_Records from a dataset_.
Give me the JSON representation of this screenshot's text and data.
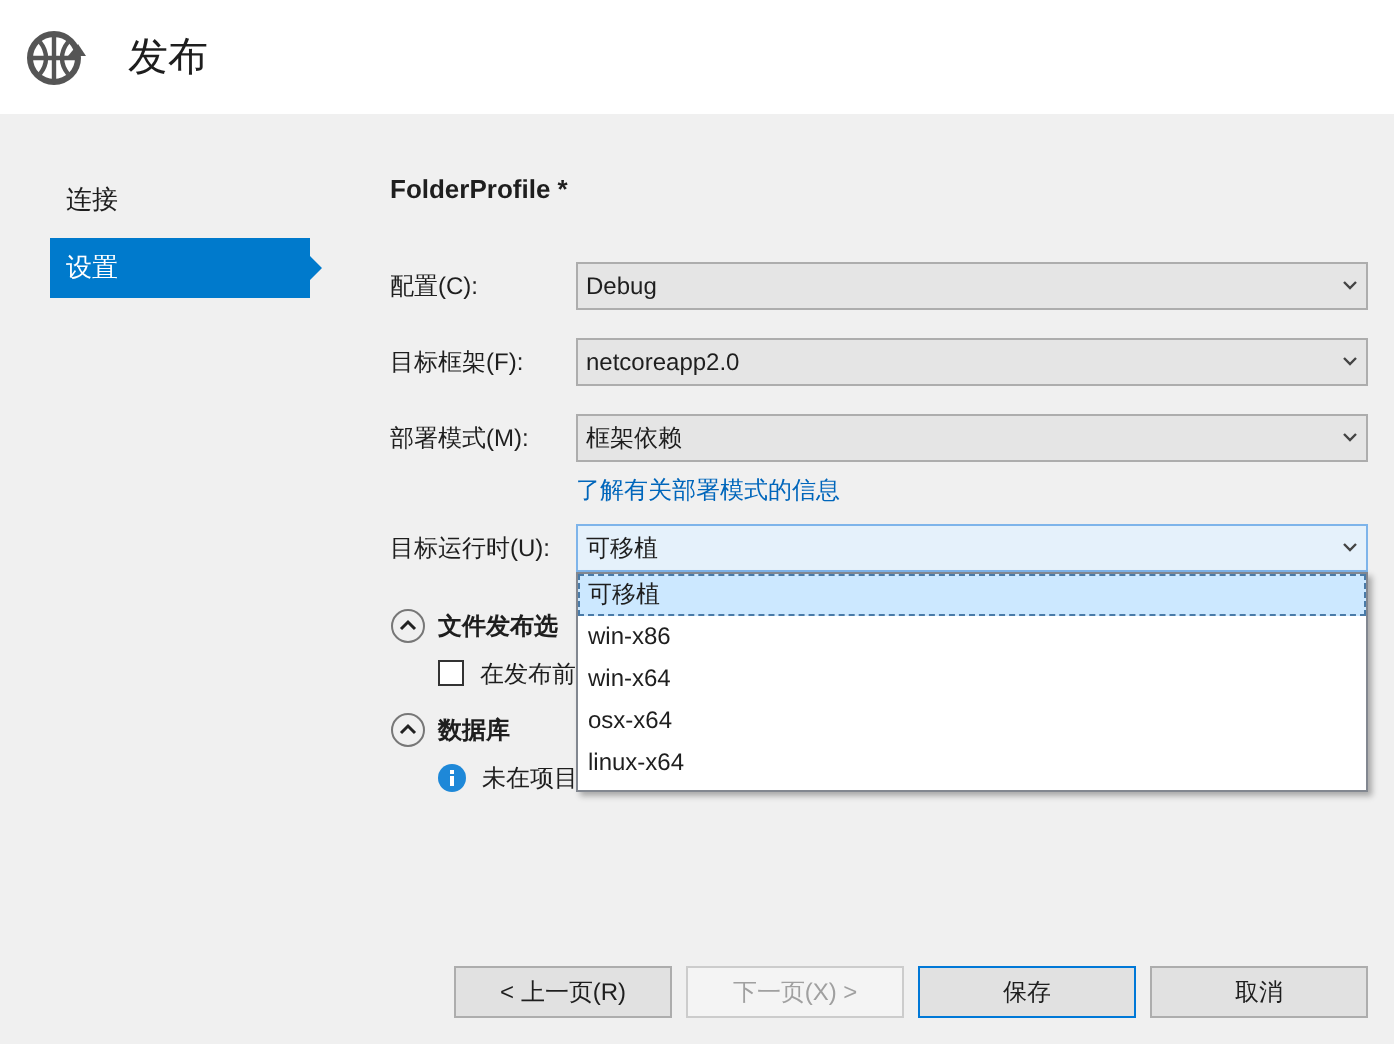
{
  "window": {
    "title": "发布"
  },
  "sidebar": {
    "items": [
      {
        "label": "连接",
        "selected": false
      },
      {
        "label": "设置",
        "selected": true
      }
    ]
  },
  "profile": {
    "title": "FolderProfile *"
  },
  "fields": [
    {
      "label": "配置(C):",
      "value": "Debug",
      "focused": false
    },
    {
      "label": "目标框架(F):",
      "value": "netcoreapp2.0",
      "focused": false
    },
    {
      "label": "部署模式(M):",
      "value": "框架依赖",
      "focused": false,
      "link": "了解有关部署模式的信息"
    },
    {
      "label": "目标运行时(U):",
      "value": "可移植",
      "focused": true
    }
  ],
  "dropdown": {
    "options": [
      {
        "label": "可移植",
        "selected": true
      },
      {
        "label": "win-x86",
        "selected": false
      },
      {
        "label": "win-x64",
        "selected": false
      },
      {
        "label": "osx-x64",
        "selected": false
      },
      {
        "label": "linux-x64",
        "selected": false
      }
    ]
  },
  "sections": [
    {
      "title": "文件发布选",
      "expanded": true,
      "items": [
        {
          "kind": "checkbox",
          "label": "在发布前",
          "checked": false
        }
      ]
    },
    {
      "title": "数据库",
      "expanded": true,
      "items": [
        {
          "kind": "info",
          "label": "未在项目"
        }
      ]
    }
  ],
  "buttons": [
    {
      "label": "< 上一页(R)",
      "disabled": false,
      "default": false
    },
    {
      "label": "下一页(X) >",
      "disabled": true,
      "default": false
    },
    {
      "label": "保存",
      "disabled": false,
      "default": true
    },
    {
      "label": "取消",
      "disabled": false,
      "default": false
    }
  ]
}
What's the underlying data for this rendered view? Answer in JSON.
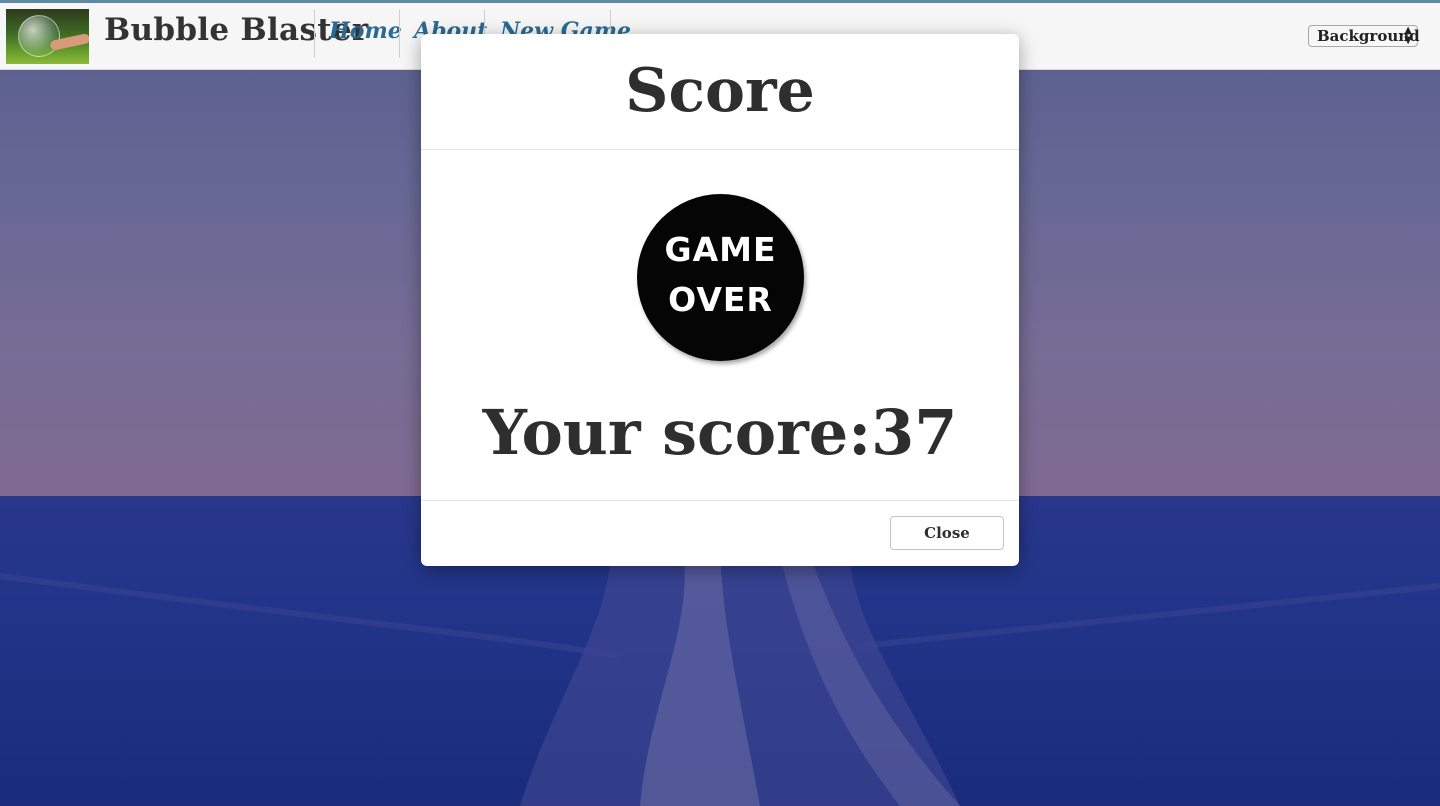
{
  "app": {
    "brand_title": "Bubble Blaster"
  },
  "nav": {
    "links": [
      {
        "label": "Home"
      },
      {
        "label": "About"
      },
      {
        "label": "New Game"
      }
    ],
    "background_select": {
      "selected": "Background",
      "arrows": "▲▼"
    }
  },
  "modal": {
    "title": "Score",
    "badge": {
      "line1": "GAME",
      "line2": "OVER"
    },
    "score_label": "Your score:",
    "score_value": "37",
    "close_label": "Close"
  },
  "colors": {
    "nav_link": "#2a6a93",
    "text": "#2e2e2e",
    "badge_bg": "#050505"
  }
}
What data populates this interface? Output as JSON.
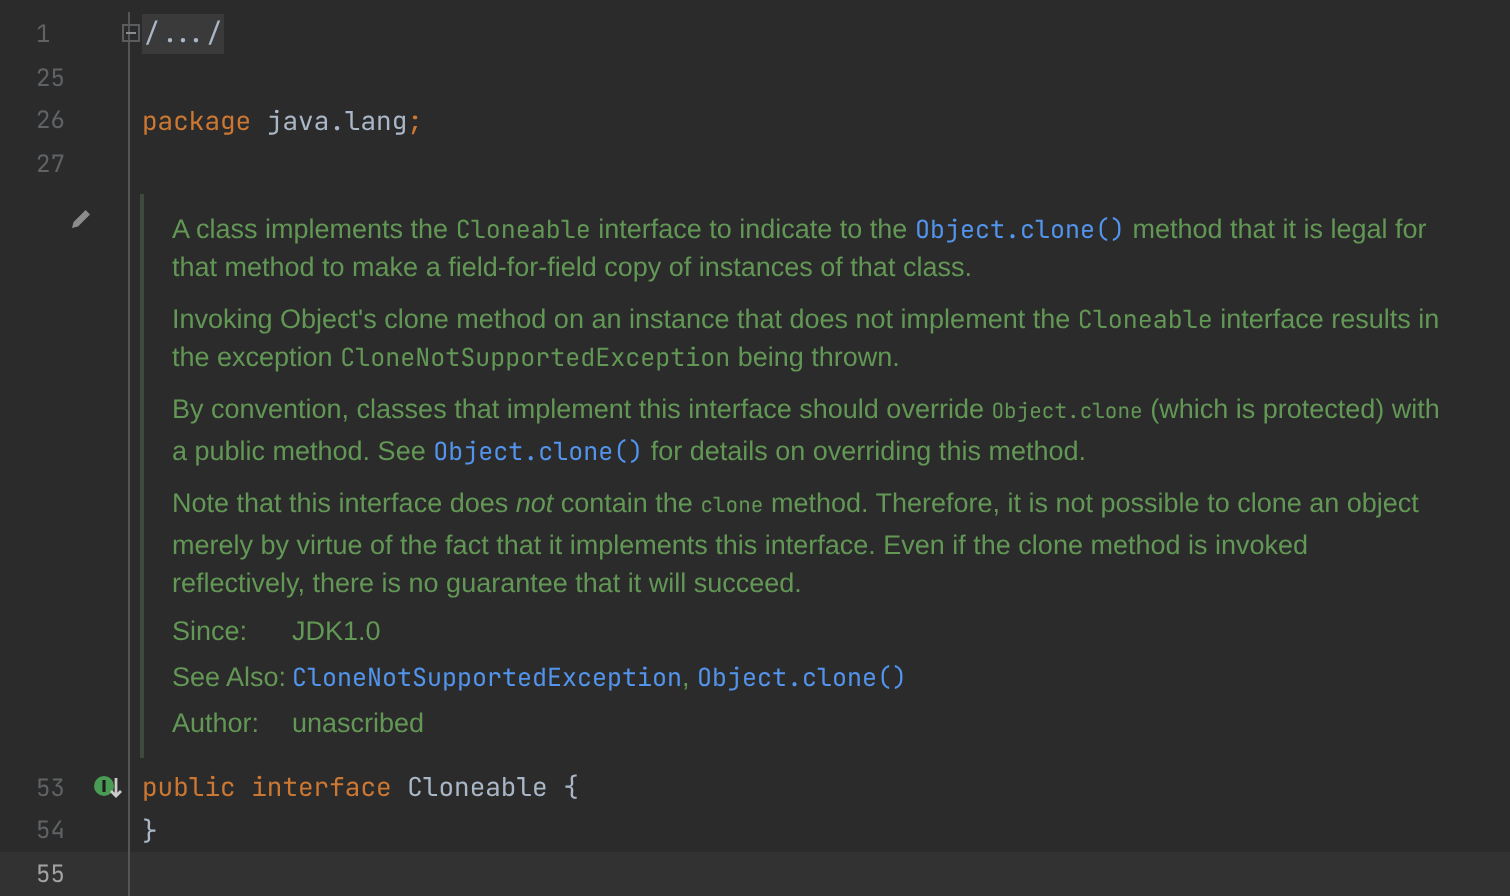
{
  "editor": {
    "lines_before": [
      {
        "number": "1",
        "kind": "fold",
        "text": "/.../"
      },
      {
        "number": "25",
        "kind": "blank"
      },
      {
        "number": "26",
        "kind": "package",
        "keyword": "package",
        "name": "java.lang",
        "end": ";"
      },
      {
        "number": "27",
        "kind": "blank"
      }
    ],
    "doc": {
      "paragraphs": [
        [
          {
            "kind": "text",
            "text": "A class implements the "
          },
          {
            "kind": "code",
            "text": "Cloneable"
          },
          {
            "kind": "text",
            "text": " interface to indicate to the "
          },
          {
            "kind": "link",
            "text": "Object.clone()"
          },
          {
            "kind": "text",
            "text": " method that it is legal for that method to make a field-for-field copy of instances of that class."
          }
        ],
        [
          {
            "kind": "text",
            "text": "Invoking Object's clone method on an instance that does not implement the "
          },
          {
            "kind": "code",
            "text": "Cloneable"
          },
          {
            "kind": "text",
            "text": " interface results in the exception "
          },
          {
            "kind": "code",
            "text": "CloneNotSupportedException"
          },
          {
            "kind": "text",
            "text": " being thrown."
          }
        ],
        [
          {
            "kind": "text",
            "text": "By convention, classes that implement this interface should override "
          },
          {
            "kind": "small_code",
            "text": "Object.clone"
          },
          {
            "kind": "text",
            "text": " (which is protected) with a public method. See "
          },
          {
            "kind": "link",
            "text": "Object.clone()"
          },
          {
            "kind": "text",
            "text": " for details on overriding this method."
          }
        ],
        [
          {
            "kind": "text",
            "text": "Note that this interface does *not* contain the "
          },
          {
            "kind": "small_code",
            "text": "clone"
          },
          {
            "kind": "text",
            "text": " method. Therefore, it is not possible to clone an object merely by virtue of the fact that it implements this interface. Even if the clone method is invoked reflectively, there is no guarantee that it will succeed."
          }
        ]
      ],
      "tags": [
        {
          "label": "Since:",
          "values": [
            {
              "kind": "text",
              "text": "JDK1.0"
            }
          ]
        },
        {
          "label": "See Also:",
          "values": [
            {
              "kind": "link",
              "text": "CloneNotSupportedException"
            },
            {
              "kind": "sep",
              "text": ", "
            },
            {
              "kind": "link",
              "text": "Object.clone()"
            }
          ]
        },
        {
          "label": "Author:",
          "values": [
            {
              "kind": "text",
              "text": "unascribed"
            }
          ]
        }
      ]
    },
    "lines_after": [
      {
        "number": "53",
        "kind": "decl",
        "keywords": "public interface",
        "name": "Cloneable",
        "end": "{",
        "marker": true,
        "current": false
      },
      {
        "number": "54",
        "kind": "close",
        "text": "}",
        "marker": false,
        "current": false
      },
      {
        "number": "55",
        "kind": "blank",
        "marker": false,
        "current": true
      }
    ]
  }
}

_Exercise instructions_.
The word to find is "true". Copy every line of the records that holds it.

_Result for this task_.
        "selected": true
      "focused": true
        "selected": true
      "expanded": true,
      "expanded": true,
      "disabled": true,
      "default": true
        "marker": true,
        "current": true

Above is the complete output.